2. Get and stay aligned on goals.
Everyone’s day-to-day looks vastly different than it did pre-COVID. It’s a lot of change and uncertainty to take on at once, and it can be easy to get overwhelmed or complacent and fall out of communication with your team and counterparts. Don’t.
Look to your team and executives for regular updates on their goals, progress, and achievements and how you can support them. In tandem, share the goalposts you’re tackling and how they will benefit the organization. Don’t assume everyone already knows what you’re doing or leave them floating in space.
3. Re-commit to unified communications.
We covered collaboration briefly earlier, but we really want to drive this point home. Promote seamless communications across calls, video conferencing, and messenger with one unified communications platform. Your employees will be able to see if and when colleagues are available or tied up in another meeting. The right UCaaS strategy connects all the systems that power your organization to keep team members working together in real time with technologies that integrate for powerful, productive, and fluild collaboration across your remote connected workplace.
4. Fuel new ways of working.
If you’re facing challenges ensuring the adoption of new tools and protocols, you aren’t alone. With working behaviors in a constant state of flux, some professionals are still trying to navigate what can seem like an endless foray of tools without any experience using them effectively.
Because new behaviors take about a month to “fully bake,” getting technologies leveraged in the right way is a journey. While it’s important to provide clear guidance on downloading and using new tools, the new normal mandates an investment in training-for-adoption techniques.
This looks different for every organization—whether it’s repeat trainings, certifications, or advanced seminars—find ways to ensure tools aren’t just utilized but are actually helping people with better approaches to their work.
Role modeling is another way to move the needle with organizational behavior. For example, communicating through collaboration tools like Microsoft Teams with the new Together Mode to get everyone on the same page and screen.
Make turning cameras on mandatory during your weekly team meetings and empower your IT counterparts to get comfortable being in front of a camera to lead the way.
5. Take care of your workforce.
Whenever possible, provide flexible working arrangements—whether that’s flexible shifts, remote work, or preparing for absences. Recognize upfront which team members will be impacted by school closures and online learning to design backup support when it’s needed for essential workers and to make sure they are technically equipped to do their job remotely whenever possible.

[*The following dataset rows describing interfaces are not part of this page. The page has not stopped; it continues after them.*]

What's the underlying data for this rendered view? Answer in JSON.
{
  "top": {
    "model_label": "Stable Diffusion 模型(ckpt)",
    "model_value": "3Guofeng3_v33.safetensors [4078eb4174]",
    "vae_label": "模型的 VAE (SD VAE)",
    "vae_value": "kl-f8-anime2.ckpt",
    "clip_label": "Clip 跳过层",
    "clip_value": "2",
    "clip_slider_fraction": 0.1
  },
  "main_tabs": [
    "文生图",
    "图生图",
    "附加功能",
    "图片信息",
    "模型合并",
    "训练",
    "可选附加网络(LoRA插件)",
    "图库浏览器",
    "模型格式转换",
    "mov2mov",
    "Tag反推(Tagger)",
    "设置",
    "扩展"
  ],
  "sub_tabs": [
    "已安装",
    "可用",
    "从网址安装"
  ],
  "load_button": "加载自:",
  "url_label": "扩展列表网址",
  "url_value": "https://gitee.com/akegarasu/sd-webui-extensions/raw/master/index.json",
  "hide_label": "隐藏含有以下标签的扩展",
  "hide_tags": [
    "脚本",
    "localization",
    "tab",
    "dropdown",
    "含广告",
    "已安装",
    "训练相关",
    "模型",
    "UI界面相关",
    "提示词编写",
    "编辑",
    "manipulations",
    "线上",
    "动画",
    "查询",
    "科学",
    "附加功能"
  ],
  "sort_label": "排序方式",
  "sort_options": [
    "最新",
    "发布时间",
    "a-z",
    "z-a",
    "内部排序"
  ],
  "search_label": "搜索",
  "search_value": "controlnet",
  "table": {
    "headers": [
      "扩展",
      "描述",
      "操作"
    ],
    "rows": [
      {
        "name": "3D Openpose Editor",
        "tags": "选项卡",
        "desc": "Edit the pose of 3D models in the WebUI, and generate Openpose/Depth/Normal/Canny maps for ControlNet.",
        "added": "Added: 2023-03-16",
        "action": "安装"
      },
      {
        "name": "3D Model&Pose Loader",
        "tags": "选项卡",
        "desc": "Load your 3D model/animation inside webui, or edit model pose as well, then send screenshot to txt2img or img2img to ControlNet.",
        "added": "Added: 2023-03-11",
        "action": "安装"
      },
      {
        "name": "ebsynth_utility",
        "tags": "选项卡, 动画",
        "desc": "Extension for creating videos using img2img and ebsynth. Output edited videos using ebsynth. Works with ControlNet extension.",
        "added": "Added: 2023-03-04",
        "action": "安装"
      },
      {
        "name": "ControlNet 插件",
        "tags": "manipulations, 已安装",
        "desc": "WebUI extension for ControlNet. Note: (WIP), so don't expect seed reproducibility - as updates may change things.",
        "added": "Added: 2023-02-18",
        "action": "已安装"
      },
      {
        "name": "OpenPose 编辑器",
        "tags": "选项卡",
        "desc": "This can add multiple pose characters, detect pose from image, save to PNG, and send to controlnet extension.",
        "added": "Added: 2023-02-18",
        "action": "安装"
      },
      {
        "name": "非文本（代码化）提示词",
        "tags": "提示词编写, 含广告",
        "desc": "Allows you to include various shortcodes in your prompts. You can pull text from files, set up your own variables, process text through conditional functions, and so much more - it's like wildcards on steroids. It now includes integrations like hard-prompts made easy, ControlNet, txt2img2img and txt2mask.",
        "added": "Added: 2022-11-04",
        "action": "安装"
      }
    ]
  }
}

If you have employees who still need to come into the physical office, keep your working environment safe with rotating shifts and separate zones (areas) for essential IT workers. Work with human resources to create transparency when testing or quarantining may be needed to keep employees healthy.
Helping your people through this crisis can make a positive impact on employee loyalty and retention post-pandemic. So, make a point of reaching out to your team members just to see how they and their families are powering through all of the recent changes and uncertainty. Being supportive and consistent can make a huge difference in providing some structure in their lives during these crazy times.
Propel your remote workplace—farther.
Our collaboration experts are here to help you get the most out of your secure, connected workplace. Learn how to support your employees with high-performance technologies that fuel face-to-face interactions and engagement.